Just seeing all of my clothes and shoes inside of the suitcase was a roller coaster of emotions, though. I was excited, anxious, and restless all at the same time. I'm having a hard time grasping that I won't be living at home, but will be living in an apartment. In Italy. And this is all going to happen in about a week. Who would have thought I'd ever reach this point? This entire journey has been my biggest accomplishment. None of my other awards or scholarships can measure up to the drive, perseverance, and hard work that came along with making this childhood dream a reality. Moving along from my touching monologue, I still have a million things I need to take care of regarding my departure, along with trying to fit in time to see all of my friends and family. I slept over at Theresa's (old co-worker from my summer job) new place on Friday night, have a dinner with the girls from my Italian class on Thursday night, and my Dad's trying to fit in breakfast the morning I leave. Speaking of my Dad, he came up to me today and had this huge smile on his face and went, "It's coming! My baby's going to Italy! Buongiorno! (insert words he made up that he thinks are Italian)!" It threw me completely off guard, because he usually stresses out about things being in order instead of getting excited. My heart melted at the sight of it all. See how easily I can get off topic and just go on these tirades?

Anyways, crunch time has arrived and hopefully I don't drown in stress!

Friday, August 3, 2012

Everything is slowly coming together


All of the books I'll be taking with me have finally arrived.

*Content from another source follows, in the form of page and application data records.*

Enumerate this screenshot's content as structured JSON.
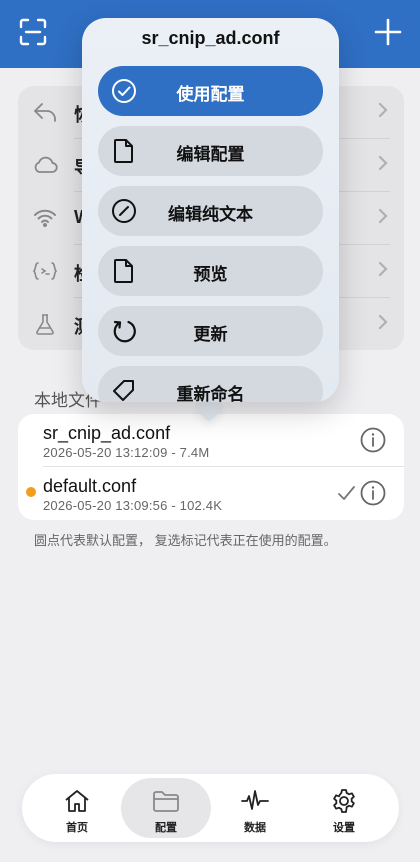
{
  "header": {
    "scan_icon": "scan-icon",
    "add_icon": "plus-icon",
    "accent": "#2f6fc4"
  },
  "background_list": {
    "items": [
      {
        "icon": "restore-icon",
        "label": "恢"
      },
      {
        "icon": "cloud-icon",
        "label": "导"
      },
      {
        "icon": "wifi-icon",
        "label": "W"
      },
      {
        "icon": "script-icon",
        "label": "检"
      },
      {
        "icon": "flask-icon",
        "label": "测"
      }
    ]
  },
  "files": {
    "section_title": "本地文件",
    "items": [
      {
        "name": "sr_cnip_ad.conf",
        "meta": "2026-05-20 13:12:09 - 7.4M",
        "is_default": false,
        "in_use": false
      },
      {
        "name": "default.conf",
        "meta": "2026-05-20 13:09:56 - 102.4K",
        "is_default": true,
        "in_use": true
      }
    ],
    "footnote": "圆点代表默认配置， 复选标记代表正在使用的配置。",
    "default_dot_color": "#f29d1b"
  },
  "popup": {
    "title": "sr_cnip_ad.conf",
    "items": [
      {
        "icon": "checkmark-circle-icon",
        "label": "使用配置",
        "active": true
      },
      {
        "icon": "document-icon",
        "label": "编辑配置",
        "active": false
      },
      {
        "icon": "slash-circle-icon",
        "label": "编辑纯文本",
        "active": false
      },
      {
        "icon": "document-icon",
        "label": "预览",
        "active": false
      },
      {
        "icon": "refresh-icon",
        "label": "更新",
        "active": false
      },
      {
        "icon": "tag-icon",
        "label": "重新命名",
        "active": false
      }
    ]
  },
  "tabbar": {
    "tabs": [
      {
        "icon": "home-icon",
        "label": "首页",
        "active": false
      },
      {
        "icon": "folder-icon",
        "label": "配置",
        "active": true
      },
      {
        "icon": "waveform-icon",
        "label": "数据",
        "active": false
      },
      {
        "icon": "gear-icon",
        "label": "设置",
        "active": false
      }
    ]
  }
}
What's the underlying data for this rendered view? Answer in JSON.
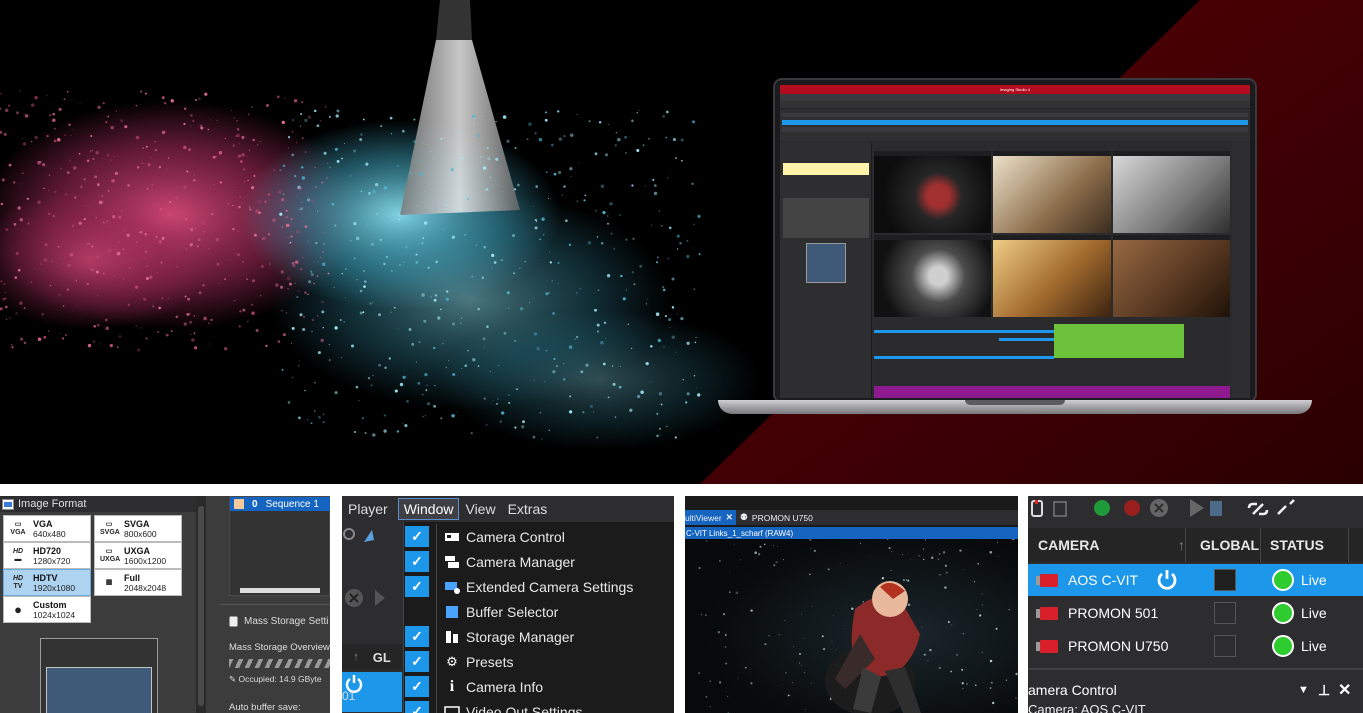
{
  "hero": {
    "app_title": "Imaging Studio 4"
  },
  "panel_image_format": {
    "header": "Image Format",
    "formats": [
      {
        "icon": "VGA",
        "name": "VGA",
        "res": "640x480",
        "selected": false
      },
      {
        "icon": "SVGA",
        "name": "SVGA",
        "res": "800x600",
        "selected": false
      },
      {
        "icon": "HD",
        "name": "HD720",
        "res": "1280x720",
        "selected": false
      },
      {
        "icon": "UXGA",
        "name": "UXGA",
        "res": "1600x1200",
        "selected": false
      },
      {
        "icon": "HD TV",
        "name": "HDTV",
        "res": "1920x1080",
        "selected": true
      },
      {
        "icon": "",
        "name": "Full",
        "res": "2048x2048",
        "selected": false
      },
      {
        "icon": "person",
        "name": "Custom",
        "res": "1024x1024",
        "selected": false
      }
    ],
    "sequence_number": "0",
    "sequence_label": "Sequence 1",
    "mass_storage_title": "Mass Storage Setti",
    "mass_storage_overview": "Mass Storage Overview",
    "occupied": "Occupied: 14.9 GByte",
    "auto_buffer": "Auto buffer save:"
  },
  "panel_window_menu": {
    "menubar": [
      "Player",
      "Window",
      "View",
      "Extras"
    ],
    "active_menu": "Window",
    "column_label": "GL",
    "row_text": "01",
    "items": [
      {
        "label": "Camera Control",
        "checked": true,
        "icon": "camera-control-icon"
      },
      {
        "label": "Camera Manager",
        "checked": true,
        "icon": "camera-manager-icon"
      },
      {
        "label": "Extended Camera Settings",
        "checked": true,
        "icon": "extended-settings-icon"
      },
      {
        "label": "Buffer Selector",
        "checked": false,
        "icon": "buffer-selector-icon"
      },
      {
        "label": "Storage Manager",
        "checked": true,
        "icon": "storage-manager-icon"
      },
      {
        "label": "Presets",
        "checked": true,
        "icon": "presets-icon"
      },
      {
        "label": "Camera Info",
        "checked": true,
        "icon": "info-icon"
      },
      {
        "label": "Video Out Settings",
        "checked": true,
        "icon": "video-out-icon"
      }
    ]
  },
  "panel_multiviewer": {
    "tab_active": "ultiViewer",
    "tab_other": "PROMON U750",
    "sub_title": "C-VIT Links_1_scharf (RAW4)"
  },
  "panel_camera_manager": {
    "columns": [
      "CAMERA",
      "GLOBAL",
      "STATUS"
    ],
    "cameras": [
      {
        "name": "AOS C-VIT",
        "status": "Live",
        "selected": true
      },
      {
        "name": "PROMON 501",
        "status": "Live",
        "selected": false
      },
      {
        "name": "PROMON U750",
        "status": "Live",
        "selected": false
      }
    ],
    "camera_control_title": "amera Control",
    "camera_line": "Camera:  AOS C-VIT",
    "colors": {
      "accent_blue": "#1c97ea",
      "live_green": "#2ecc2e",
      "brand_red": "#b10d1f"
    }
  }
}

Thankfully they're all pretty small, hopefully they won't weigh down my suitcases too much! 


The hunt for all of my make up/toiletries/etc officially began yesterday. 


My mom gave me her luggage set not too long ago (I squealed forever) and since they're sitting across from my bed, I wake up to them every morning and it's daunting/exciting to know I'll be packing them in less than two weeks. 


I also decided to take on an internship while in Italy, so I've been attempting, lazily so, to get the paperwork finished. It will enhance my language skills and will boost my resume (and we all know how obsessed I am with my resume looking polished). Fingers crossed that I get one of my top three choices!